But then her eyes fell on a group of people behind barricades throwing shoes and bottles, at the marchers and shouting obscenities at them at the top of their voice. These were the supposed “people of god”. 

She couldn’t help but look at those people and think of how much the LGBTQIA+ community had achieved legally, and how little they had come socially. 

Humanity had taken a step forward. Humanity was growing...or so it seemed.  

Behind the parades, the rainbows and glitters of happiness lay a rather harsh reality. The laws may have changed but the mindset of the people hadn’t. To people, the members of the community were still just “freaks of nature”. 

To people, a gay couple was just, two “freaks”. Yes, maybe a rather debatable term but when a lesbian couple, is beaten up and left on a bus bleeding and knocked out with broken noses and several broken facial bones by a group of men because they refused to kiss in front of the men for their entertainment, then the phrase “freak” accurately describes what those men think those women to be. 

When the mayor of a small town in Alabama in a public statement says that “killing LGBTQ people is the only way to solve society’s problems” it shows just how ‘far’ our society has come, from denying the existence of LGBTQIA+  people and killing them for it to, well, yet again denying their existence and killing them for it. 

She thought to herself—THIS is what our ‘modern’ society looks like—

A society that can’t accept two human beings being in love. Which can’t handle a person being happy and proud of who they are and who they love. A society that is ready to kill a person just for loving another person of the same gender. 

A society which would rather believe that a person made it rain bread than believe that a person can be born into the wrong body. 

A society where people need to fight to have the right to exist. To be recognized as a human being, to be recognized as a living being. 

A society which says “change is happening. just remain patient” and then goes on to vote for leaders who are trying to pass legislation to allow people to be fired for being transgender.

A society that fails to understand, that they will never understand what an LGBTQIA+ person goes through— the hate, the self-hate, the looming danger of being beaten up, and left for dead. 

While it has been 51 years since The Stonewall Riots, the year 2020 is still just part of the beginning.

Evening came and so did the end of the parade. Daisy for the first time in a long time felt happy and accepted. She felt like she would always have someone in the community to depend on. With these thoughts bringing a smile to her cheeks she started back home. 

I really wish I could finish the story here, on a happy note, but sadly that’s not the reality of our Daisy, and neither is it the reality of many others like her. 

She walked through a park, skipping and jumping like she was on cloud 9 when looming shadows

brought to her attention that she was being followed. She turned around and before she could react she was pushed to the ground, and surrounded by five men. 

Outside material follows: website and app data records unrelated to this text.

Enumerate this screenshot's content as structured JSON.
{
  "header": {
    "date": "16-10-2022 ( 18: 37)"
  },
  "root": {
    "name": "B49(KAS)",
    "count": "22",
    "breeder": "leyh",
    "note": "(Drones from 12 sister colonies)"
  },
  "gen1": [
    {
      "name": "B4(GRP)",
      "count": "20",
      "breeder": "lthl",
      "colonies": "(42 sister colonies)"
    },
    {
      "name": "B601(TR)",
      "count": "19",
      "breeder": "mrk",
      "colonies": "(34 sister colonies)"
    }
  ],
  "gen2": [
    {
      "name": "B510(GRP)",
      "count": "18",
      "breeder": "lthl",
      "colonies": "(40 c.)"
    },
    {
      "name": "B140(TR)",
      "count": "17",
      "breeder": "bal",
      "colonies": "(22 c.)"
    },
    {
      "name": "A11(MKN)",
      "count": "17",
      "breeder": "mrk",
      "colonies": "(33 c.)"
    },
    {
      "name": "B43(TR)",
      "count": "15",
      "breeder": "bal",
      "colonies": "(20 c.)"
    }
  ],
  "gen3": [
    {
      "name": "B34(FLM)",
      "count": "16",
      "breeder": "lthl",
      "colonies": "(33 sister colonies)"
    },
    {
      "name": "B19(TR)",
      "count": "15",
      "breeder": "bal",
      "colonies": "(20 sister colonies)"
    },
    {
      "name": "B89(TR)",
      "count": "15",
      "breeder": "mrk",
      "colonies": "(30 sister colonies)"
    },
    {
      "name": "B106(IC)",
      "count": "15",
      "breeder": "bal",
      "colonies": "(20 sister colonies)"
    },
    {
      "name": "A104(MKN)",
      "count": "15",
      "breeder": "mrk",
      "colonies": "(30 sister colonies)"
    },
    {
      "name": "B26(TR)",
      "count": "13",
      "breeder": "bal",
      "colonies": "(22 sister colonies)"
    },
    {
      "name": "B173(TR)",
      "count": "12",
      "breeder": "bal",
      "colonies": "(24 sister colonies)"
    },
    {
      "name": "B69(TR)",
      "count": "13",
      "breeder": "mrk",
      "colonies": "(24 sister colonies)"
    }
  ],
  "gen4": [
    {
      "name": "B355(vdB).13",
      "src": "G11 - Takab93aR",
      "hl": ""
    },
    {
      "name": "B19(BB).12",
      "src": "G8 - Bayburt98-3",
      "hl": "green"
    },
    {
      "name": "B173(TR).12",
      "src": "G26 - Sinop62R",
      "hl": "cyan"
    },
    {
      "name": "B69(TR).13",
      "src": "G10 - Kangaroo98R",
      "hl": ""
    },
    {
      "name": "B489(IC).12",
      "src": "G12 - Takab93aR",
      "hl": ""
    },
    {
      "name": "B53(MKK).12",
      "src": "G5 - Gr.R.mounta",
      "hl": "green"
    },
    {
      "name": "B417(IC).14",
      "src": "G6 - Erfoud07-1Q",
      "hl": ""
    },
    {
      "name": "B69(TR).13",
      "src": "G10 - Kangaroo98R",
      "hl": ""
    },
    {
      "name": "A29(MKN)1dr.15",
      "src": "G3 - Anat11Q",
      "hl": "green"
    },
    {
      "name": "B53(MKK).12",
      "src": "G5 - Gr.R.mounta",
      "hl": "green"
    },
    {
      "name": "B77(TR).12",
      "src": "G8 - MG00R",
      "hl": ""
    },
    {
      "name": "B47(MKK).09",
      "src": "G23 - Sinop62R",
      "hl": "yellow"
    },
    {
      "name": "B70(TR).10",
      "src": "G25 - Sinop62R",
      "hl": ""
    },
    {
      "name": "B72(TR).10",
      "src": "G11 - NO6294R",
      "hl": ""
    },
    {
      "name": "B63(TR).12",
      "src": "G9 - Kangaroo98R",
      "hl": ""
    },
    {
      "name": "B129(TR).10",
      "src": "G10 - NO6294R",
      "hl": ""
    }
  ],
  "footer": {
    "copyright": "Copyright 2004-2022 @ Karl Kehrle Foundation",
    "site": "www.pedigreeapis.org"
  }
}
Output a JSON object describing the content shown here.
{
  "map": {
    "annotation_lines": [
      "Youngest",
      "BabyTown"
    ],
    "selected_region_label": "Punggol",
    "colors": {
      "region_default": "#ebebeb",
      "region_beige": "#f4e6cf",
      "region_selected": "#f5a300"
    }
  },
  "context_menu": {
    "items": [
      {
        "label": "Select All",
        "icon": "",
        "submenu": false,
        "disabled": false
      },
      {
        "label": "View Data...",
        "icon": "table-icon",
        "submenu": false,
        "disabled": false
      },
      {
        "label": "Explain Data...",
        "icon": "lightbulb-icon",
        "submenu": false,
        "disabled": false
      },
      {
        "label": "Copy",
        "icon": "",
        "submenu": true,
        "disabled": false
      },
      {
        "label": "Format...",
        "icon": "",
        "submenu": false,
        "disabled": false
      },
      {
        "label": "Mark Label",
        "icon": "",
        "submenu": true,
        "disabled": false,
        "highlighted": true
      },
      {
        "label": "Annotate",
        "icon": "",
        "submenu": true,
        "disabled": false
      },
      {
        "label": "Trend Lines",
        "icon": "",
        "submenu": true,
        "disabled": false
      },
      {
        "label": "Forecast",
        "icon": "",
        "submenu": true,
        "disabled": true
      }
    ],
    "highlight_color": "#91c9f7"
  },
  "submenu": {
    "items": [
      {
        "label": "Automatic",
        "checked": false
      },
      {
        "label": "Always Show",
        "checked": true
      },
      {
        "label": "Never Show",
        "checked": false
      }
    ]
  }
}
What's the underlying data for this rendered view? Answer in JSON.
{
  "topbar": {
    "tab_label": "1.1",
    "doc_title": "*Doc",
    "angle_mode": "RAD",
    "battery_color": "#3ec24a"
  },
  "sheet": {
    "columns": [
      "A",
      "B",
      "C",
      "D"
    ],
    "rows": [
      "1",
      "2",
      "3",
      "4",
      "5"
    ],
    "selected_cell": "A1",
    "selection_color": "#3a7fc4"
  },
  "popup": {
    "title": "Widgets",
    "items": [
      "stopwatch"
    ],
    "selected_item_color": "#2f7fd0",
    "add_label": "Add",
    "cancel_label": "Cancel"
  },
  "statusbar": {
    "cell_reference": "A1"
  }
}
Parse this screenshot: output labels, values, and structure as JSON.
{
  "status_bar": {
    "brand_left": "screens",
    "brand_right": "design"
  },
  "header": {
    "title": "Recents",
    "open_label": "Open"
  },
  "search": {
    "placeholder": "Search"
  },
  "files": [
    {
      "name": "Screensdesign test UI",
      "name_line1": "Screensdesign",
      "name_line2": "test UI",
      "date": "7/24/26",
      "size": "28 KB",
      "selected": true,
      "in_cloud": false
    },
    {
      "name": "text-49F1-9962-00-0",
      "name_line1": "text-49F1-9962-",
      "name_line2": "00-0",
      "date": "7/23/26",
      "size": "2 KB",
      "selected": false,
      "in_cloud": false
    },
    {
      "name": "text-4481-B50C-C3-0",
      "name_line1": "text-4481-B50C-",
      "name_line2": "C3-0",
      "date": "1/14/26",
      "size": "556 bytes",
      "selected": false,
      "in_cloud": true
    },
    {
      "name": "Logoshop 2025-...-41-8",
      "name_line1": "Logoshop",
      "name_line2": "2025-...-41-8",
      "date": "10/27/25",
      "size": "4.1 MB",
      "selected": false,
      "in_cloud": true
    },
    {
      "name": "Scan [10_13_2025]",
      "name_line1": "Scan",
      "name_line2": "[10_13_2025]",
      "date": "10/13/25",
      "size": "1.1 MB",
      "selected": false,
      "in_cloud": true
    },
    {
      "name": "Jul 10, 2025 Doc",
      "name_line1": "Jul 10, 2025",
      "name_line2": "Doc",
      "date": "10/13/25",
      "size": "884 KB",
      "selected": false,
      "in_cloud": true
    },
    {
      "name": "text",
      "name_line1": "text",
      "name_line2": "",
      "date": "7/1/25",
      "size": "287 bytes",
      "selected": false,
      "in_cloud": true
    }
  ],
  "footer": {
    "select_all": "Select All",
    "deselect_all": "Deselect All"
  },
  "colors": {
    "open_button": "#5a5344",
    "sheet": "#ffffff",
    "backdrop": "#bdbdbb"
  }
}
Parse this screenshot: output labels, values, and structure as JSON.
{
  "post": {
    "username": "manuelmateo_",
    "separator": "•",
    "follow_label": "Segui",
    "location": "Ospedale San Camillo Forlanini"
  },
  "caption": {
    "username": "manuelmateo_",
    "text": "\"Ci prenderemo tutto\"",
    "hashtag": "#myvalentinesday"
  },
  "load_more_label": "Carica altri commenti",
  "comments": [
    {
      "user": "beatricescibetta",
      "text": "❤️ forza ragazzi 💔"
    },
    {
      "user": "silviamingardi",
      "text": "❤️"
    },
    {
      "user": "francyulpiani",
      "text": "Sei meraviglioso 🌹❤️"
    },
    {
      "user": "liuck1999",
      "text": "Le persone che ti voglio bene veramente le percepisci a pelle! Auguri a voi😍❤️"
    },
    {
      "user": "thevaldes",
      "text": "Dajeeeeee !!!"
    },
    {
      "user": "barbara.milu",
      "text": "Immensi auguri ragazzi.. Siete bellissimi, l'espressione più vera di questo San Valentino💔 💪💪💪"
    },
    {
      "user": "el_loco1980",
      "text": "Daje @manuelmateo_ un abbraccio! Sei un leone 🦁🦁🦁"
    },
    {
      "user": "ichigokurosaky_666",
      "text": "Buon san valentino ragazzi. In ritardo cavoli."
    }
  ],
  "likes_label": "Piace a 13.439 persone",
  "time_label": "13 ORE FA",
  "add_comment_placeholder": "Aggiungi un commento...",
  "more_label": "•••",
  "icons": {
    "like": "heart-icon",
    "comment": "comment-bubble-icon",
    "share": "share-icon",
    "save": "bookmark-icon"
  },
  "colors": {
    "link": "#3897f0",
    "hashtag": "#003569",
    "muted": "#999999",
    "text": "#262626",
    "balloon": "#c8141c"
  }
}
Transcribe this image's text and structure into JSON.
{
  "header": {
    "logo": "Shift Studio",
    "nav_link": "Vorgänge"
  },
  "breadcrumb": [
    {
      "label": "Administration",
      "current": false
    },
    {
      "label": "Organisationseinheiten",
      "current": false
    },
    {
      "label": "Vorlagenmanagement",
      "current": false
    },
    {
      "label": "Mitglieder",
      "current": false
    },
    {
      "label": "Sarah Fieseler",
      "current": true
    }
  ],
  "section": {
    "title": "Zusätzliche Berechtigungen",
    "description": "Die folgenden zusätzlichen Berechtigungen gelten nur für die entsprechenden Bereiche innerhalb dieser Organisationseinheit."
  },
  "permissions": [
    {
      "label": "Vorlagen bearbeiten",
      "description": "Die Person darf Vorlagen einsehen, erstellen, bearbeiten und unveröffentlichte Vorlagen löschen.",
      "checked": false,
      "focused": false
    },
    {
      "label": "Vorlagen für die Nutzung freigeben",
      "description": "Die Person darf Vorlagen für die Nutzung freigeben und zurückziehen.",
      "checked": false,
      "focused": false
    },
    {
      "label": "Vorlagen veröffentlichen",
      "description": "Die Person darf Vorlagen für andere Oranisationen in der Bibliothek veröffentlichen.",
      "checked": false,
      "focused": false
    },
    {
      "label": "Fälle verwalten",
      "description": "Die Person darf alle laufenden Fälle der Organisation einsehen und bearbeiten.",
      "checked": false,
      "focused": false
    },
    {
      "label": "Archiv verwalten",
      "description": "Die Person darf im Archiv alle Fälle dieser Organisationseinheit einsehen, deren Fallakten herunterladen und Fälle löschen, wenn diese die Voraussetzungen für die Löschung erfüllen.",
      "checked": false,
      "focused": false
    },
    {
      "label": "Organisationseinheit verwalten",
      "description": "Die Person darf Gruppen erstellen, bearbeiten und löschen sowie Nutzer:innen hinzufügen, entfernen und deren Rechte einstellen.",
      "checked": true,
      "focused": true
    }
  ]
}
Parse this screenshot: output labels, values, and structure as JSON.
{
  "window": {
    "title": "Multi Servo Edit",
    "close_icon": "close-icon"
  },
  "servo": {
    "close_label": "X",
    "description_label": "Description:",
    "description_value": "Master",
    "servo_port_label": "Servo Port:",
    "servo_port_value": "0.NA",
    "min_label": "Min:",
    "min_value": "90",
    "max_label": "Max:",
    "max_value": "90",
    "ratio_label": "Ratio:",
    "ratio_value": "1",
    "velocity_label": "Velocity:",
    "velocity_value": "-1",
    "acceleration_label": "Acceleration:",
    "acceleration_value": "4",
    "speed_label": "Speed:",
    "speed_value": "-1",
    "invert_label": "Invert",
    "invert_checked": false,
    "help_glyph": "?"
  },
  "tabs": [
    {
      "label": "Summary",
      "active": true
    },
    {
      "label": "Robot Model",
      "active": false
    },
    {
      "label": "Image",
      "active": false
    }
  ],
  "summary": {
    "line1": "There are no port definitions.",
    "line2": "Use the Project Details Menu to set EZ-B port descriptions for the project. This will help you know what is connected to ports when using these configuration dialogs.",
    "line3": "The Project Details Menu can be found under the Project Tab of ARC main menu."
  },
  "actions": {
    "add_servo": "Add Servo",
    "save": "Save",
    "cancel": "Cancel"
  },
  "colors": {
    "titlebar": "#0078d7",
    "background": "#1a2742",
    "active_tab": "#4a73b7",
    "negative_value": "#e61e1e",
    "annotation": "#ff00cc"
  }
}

She saw the first kick come. She felt the boot connect with her jaw, followed by a burst of pain as she coughed up blood, while the men jeered at her.

  She’d always wondered back when she was in the closet, barely a month ago,  how anyone could ever harbour hate towards the community? How anyone could hate a people so much that it drove them to murder any and every member of the community?


Today, as she rolled to her side, dragged her legs and brought her knees to her chest, and clutched her now bloody trans flag closer to her chest, her questions were answered. 

Her hand fell and the daisies on her blood-stained dress withered. 

The confident Daisy who had stepped out of a thrift shop to claim the world just a few hours ago as now reduced to nothing but another name, another statistic of the numerous hate-driven murders of transgender women. Another trans woman who would never receive justice. Another trans woman who would not get to live her life because some privileged straight cis men decided that her life meant nothing. 

Another name, just to be forgotten.